[Dataset rows for apps and sites]

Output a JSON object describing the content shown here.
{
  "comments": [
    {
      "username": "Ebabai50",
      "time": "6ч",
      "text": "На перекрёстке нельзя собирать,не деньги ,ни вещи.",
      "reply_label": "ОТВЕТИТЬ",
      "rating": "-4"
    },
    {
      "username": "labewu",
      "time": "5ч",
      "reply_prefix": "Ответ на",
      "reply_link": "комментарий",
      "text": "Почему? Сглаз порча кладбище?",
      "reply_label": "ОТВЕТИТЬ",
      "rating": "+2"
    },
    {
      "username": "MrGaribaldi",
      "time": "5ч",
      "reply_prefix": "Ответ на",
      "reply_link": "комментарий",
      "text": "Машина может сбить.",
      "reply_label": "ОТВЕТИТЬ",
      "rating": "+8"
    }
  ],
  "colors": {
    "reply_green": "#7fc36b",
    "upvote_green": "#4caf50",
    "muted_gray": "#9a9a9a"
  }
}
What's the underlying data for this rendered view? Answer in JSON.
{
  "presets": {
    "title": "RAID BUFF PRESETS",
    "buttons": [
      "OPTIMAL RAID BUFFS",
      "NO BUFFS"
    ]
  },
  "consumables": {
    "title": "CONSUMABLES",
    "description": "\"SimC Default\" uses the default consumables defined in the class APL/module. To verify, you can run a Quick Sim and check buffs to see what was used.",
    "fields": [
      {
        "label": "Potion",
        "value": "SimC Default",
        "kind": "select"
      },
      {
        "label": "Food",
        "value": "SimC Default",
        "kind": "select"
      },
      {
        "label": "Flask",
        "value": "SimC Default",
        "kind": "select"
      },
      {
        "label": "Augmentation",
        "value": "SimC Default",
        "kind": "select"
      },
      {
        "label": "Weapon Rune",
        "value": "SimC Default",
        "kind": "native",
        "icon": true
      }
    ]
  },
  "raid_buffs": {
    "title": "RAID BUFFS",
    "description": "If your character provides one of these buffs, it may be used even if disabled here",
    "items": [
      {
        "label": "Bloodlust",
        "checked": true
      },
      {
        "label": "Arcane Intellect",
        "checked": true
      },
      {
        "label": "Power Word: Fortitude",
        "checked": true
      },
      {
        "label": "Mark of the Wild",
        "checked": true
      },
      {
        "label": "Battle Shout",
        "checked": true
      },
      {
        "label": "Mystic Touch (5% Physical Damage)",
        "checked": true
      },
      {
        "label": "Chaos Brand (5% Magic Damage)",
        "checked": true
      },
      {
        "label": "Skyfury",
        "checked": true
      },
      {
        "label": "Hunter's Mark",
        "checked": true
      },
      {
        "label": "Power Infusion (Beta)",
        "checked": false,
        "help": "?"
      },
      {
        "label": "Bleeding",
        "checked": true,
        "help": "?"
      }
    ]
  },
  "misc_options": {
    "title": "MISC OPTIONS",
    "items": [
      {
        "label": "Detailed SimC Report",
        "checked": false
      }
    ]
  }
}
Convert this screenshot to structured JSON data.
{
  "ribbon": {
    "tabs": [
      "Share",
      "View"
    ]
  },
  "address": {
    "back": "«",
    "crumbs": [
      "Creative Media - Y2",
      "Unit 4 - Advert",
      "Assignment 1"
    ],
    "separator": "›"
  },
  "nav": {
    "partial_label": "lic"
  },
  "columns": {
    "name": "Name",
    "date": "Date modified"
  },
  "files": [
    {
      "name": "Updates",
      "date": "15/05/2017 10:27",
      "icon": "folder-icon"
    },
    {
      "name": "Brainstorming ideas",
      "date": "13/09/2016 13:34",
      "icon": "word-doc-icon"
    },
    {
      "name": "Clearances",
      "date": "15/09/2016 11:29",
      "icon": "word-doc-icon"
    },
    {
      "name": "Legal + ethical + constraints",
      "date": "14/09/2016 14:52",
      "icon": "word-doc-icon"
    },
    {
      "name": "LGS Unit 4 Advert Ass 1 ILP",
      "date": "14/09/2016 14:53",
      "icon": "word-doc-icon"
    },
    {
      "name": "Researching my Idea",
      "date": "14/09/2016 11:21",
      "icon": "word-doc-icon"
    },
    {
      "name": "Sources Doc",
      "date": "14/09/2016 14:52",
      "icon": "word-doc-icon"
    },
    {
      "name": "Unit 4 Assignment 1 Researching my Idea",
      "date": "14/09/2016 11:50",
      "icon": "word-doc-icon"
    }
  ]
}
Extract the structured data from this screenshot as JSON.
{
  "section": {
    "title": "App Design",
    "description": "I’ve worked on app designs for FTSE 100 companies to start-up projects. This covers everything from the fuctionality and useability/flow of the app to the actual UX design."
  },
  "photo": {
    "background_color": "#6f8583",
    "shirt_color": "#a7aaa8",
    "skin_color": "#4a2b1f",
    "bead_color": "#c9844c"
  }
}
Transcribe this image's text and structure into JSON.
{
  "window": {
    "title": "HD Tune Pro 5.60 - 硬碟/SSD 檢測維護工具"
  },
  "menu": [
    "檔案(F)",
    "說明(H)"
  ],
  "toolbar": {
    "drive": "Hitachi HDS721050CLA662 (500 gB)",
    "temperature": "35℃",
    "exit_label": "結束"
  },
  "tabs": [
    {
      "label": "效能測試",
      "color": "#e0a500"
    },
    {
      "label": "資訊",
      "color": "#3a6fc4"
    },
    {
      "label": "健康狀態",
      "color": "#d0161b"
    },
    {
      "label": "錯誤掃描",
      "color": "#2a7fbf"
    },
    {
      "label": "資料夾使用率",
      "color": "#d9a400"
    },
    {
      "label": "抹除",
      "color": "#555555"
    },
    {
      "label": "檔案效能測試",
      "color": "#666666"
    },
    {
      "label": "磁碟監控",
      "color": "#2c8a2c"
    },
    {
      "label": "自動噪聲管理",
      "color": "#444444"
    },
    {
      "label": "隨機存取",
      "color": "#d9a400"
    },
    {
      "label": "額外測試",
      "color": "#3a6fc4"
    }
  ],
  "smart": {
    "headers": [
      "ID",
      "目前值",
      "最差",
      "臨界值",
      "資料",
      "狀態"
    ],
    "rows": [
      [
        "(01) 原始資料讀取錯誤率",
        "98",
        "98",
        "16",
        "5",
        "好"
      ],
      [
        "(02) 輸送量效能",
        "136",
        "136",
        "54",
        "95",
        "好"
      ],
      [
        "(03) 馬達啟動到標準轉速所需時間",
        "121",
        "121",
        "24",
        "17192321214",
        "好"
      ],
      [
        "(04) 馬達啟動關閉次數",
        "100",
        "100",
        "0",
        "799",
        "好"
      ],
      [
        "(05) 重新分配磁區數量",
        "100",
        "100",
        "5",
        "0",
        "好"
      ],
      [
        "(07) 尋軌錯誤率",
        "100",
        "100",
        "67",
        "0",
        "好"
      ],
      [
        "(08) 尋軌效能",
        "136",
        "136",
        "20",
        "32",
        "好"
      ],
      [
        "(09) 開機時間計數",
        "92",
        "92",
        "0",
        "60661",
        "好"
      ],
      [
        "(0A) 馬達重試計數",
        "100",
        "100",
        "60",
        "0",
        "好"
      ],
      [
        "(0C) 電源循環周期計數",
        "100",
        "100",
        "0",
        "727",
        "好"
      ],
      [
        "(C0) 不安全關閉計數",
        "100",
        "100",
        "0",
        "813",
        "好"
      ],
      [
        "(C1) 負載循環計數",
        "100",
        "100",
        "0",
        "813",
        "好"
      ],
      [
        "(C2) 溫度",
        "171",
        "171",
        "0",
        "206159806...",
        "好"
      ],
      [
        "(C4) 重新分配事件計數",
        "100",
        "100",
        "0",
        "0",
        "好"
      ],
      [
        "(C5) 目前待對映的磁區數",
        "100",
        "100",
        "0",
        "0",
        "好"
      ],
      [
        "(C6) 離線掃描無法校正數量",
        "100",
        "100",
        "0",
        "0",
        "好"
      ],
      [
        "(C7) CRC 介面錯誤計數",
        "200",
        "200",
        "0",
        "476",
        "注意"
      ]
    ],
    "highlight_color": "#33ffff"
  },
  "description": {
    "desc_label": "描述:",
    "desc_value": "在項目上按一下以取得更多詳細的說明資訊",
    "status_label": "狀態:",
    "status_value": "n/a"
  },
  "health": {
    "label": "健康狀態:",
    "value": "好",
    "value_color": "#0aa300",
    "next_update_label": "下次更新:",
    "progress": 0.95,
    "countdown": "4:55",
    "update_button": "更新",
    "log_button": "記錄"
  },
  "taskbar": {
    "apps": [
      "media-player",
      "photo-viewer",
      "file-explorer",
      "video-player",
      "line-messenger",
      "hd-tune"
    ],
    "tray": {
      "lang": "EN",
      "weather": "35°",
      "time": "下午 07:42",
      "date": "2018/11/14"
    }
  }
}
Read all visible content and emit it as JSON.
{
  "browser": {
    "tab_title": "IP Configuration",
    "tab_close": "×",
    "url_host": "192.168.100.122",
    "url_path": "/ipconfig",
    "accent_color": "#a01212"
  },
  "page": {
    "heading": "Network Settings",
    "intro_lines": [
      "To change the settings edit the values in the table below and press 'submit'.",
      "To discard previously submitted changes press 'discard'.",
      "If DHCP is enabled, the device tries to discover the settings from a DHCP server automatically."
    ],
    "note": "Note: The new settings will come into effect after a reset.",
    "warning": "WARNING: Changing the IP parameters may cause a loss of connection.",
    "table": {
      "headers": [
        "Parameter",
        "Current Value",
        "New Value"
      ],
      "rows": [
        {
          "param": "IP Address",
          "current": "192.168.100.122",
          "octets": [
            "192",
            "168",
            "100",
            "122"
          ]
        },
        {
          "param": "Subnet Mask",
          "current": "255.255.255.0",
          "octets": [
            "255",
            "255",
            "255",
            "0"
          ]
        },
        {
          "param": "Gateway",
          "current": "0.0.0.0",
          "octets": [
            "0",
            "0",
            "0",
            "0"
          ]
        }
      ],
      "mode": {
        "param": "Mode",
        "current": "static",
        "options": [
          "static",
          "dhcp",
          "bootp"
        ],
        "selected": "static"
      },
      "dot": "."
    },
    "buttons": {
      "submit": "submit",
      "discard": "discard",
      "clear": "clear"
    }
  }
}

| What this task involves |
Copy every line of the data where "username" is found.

| Solution to the problem |
      "username": "Ebabai50",
      "username": "labewu",
      "username": "MrGaribaldi",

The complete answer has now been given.